---------- Data extracts
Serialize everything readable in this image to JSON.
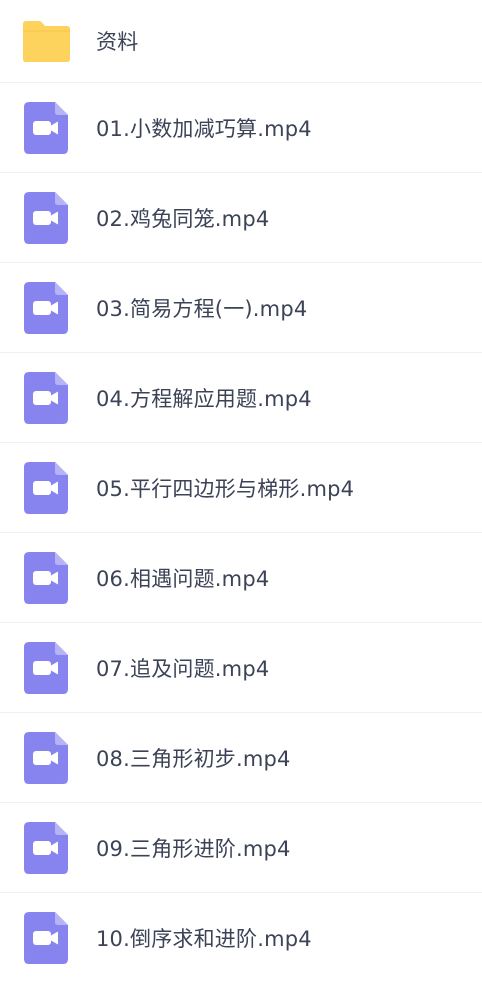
{
  "folder": {
    "name": "资料",
    "icon": "folder-icon",
    "color": "#fdd35d"
  },
  "videos": [
    {
      "name": "01.小数加减巧算.mp4",
      "icon": "video-file-icon"
    },
    {
      "name": "02.鸡兔同笼.mp4",
      "icon": "video-file-icon"
    },
    {
      "name": "03.简易方程(一).mp4",
      "icon": "video-file-icon"
    },
    {
      "name": "04.方程解应用题.mp4",
      "icon": "video-file-icon"
    },
    {
      "name": "05.平行四边形与梯形.mp4",
      "icon": "video-file-icon"
    },
    {
      "name": "06.相遇问题.mp4",
      "icon": "video-file-icon"
    },
    {
      "name": "07.追及问题.mp4",
      "icon": "video-file-icon"
    },
    {
      "name": "08.三角形初步.mp4",
      "icon": "video-file-icon"
    },
    {
      "name": "09.三角形进阶.mp4",
      "icon": "video-file-icon"
    },
    {
      "name": "10.倒序求和进阶.mp4",
      "icon": "video-file-icon"
    }
  ],
  "colors": {
    "video_icon": "#8783ef",
    "video_icon_fold": "#b6b3f6",
    "text": "#3c4356",
    "divider": "#eef0f4"
  }
}
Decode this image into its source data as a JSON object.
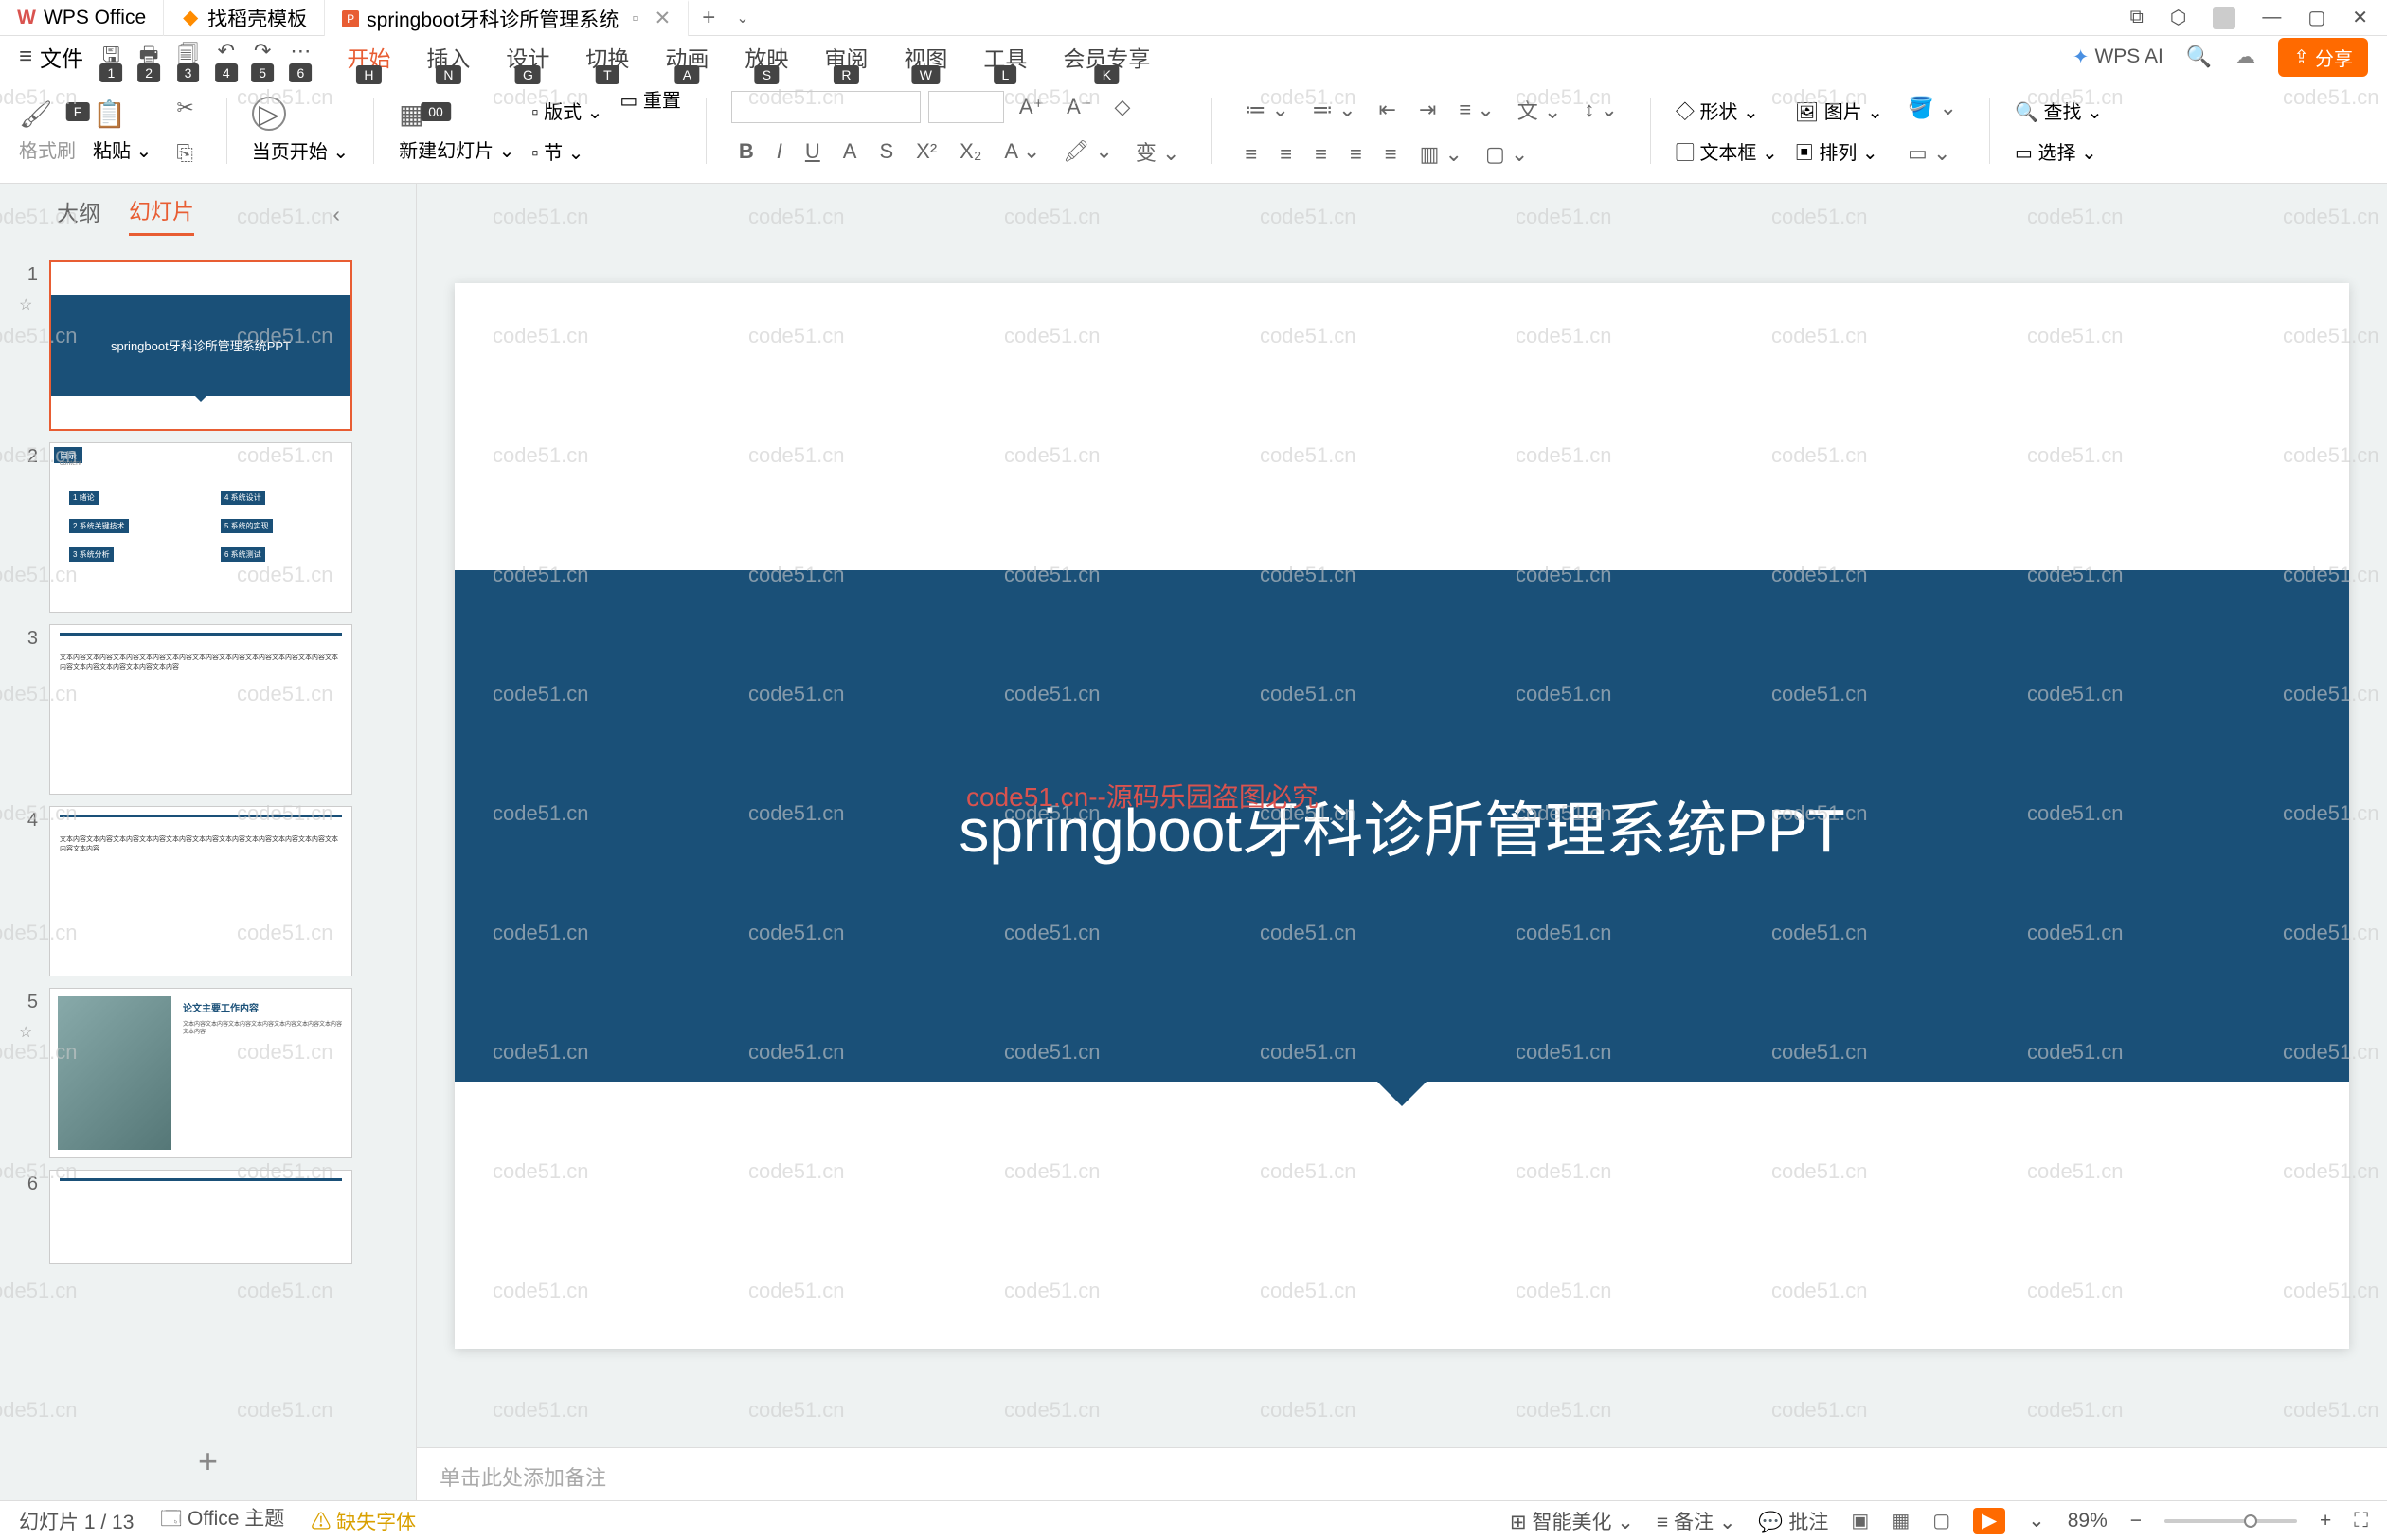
{
  "titlebar": {
    "tabs": [
      {
        "icon": "W",
        "label": "WPS Office"
      },
      {
        "icon": "D",
        "label": "找稻壳模板"
      },
      {
        "icon": "P",
        "label": "springboot牙科诊所管理系统"
      }
    ],
    "add": "+",
    "dropdown": "⌄"
  },
  "menubar": {
    "file": "文件",
    "key_hints": [
      "F",
      "1",
      "2",
      "3",
      "4",
      "5",
      "6",
      "00"
    ],
    "tabs": [
      "开始",
      "插入",
      "设计",
      "切换",
      "动画",
      "放映",
      "审阅",
      "视图",
      "工具",
      "会员专享"
    ],
    "tab_keys": [
      "H",
      "N",
      "G",
      "T",
      "A",
      "S",
      "R",
      "W",
      "L",
      "K"
    ],
    "wps_ai": "WPS AI",
    "share": "分享"
  },
  "ribbon": {
    "format_painter": "格式刷",
    "paste": "粘贴",
    "from_current": "当页开始",
    "new_slide": "新建幻灯片",
    "layout": "版式",
    "section": "节",
    "reset": "重置",
    "shape": "形状",
    "image": "图片",
    "textbox": "文本框",
    "arrange": "排列",
    "find": "查找",
    "select": "选择",
    "font_dropdown": "变"
  },
  "sidebar": {
    "tabs": [
      "大纲",
      "幻灯片"
    ],
    "thumbs": [
      "1",
      "2",
      "3",
      "4",
      "5",
      "6"
    ],
    "thumb1_title": "springboot牙科诊所管理系统PPT",
    "add": "+"
  },
  "slide": {
    "title": "springboot牙科诊所管理系统PPT"
  },
  "notes": {
    "placeholder": "单击此处添加备注"
  },
  "statusbar": {
    "slide_count": "幻灯片 1 / 13",
    "theme": "Office 主题",
    "missing_font": "缺失字体",
    "beautify": "智能美化",
    "note": "备注",
    "comment": "批注",
    "zoom": "89%"
  },
  "watermark": "code51.cn",
  "watermark_red": "code51.cn--源码乐园盗图必究",
  "thumb2": {
    "header": "目录",
    "sub": "content",
    "items": [
      "1 绪论",
      "2 系统关键技术",
      "3 系统分析",
      "4 系统设计",
      "5 系统的实现",
      "6 系统测试"
    ]
  },
  "thumb5": {
    "title": "论文主要工作内容"
  }
}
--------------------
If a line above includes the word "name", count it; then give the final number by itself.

11